Problem details ::
Could you return every line of the records below that contains the word "color"?

(Input data begins)

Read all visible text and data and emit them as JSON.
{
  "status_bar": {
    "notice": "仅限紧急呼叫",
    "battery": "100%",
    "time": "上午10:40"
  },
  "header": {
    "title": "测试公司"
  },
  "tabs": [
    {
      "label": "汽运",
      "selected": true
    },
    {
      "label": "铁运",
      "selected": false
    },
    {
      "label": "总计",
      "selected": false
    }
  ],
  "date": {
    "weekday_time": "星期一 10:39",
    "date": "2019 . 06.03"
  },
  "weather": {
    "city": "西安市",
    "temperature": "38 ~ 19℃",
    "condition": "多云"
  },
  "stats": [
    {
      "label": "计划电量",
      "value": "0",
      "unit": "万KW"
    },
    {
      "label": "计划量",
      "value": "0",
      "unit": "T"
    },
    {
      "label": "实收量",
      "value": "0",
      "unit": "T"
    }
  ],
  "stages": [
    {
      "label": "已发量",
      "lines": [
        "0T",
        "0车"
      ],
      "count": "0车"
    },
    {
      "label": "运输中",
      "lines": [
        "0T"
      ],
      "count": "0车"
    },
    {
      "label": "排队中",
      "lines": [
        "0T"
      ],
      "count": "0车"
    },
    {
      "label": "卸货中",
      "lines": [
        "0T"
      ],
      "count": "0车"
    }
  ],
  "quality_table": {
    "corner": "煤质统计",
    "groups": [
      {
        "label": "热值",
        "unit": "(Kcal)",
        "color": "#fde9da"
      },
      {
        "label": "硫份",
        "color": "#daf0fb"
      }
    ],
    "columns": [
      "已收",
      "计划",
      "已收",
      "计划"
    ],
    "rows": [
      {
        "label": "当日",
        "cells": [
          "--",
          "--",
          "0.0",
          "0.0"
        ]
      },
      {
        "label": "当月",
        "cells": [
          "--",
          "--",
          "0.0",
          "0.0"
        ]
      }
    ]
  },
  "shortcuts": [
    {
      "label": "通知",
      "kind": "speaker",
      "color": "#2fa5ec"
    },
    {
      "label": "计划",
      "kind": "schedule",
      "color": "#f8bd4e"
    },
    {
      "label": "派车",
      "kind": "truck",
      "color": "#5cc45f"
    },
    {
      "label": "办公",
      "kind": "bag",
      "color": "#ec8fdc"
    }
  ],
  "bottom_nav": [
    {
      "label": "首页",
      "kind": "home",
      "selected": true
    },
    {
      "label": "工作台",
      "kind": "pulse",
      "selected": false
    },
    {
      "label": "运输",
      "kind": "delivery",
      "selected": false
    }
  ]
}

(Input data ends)

Expected output ::
        "color": "#fde9da"
        "color": "#daf0fb"
      "color": "#2fa5ec"
      "color": "#f8bd4e"
      "color": "#5cc45f"
      "color": "#ec8fdc"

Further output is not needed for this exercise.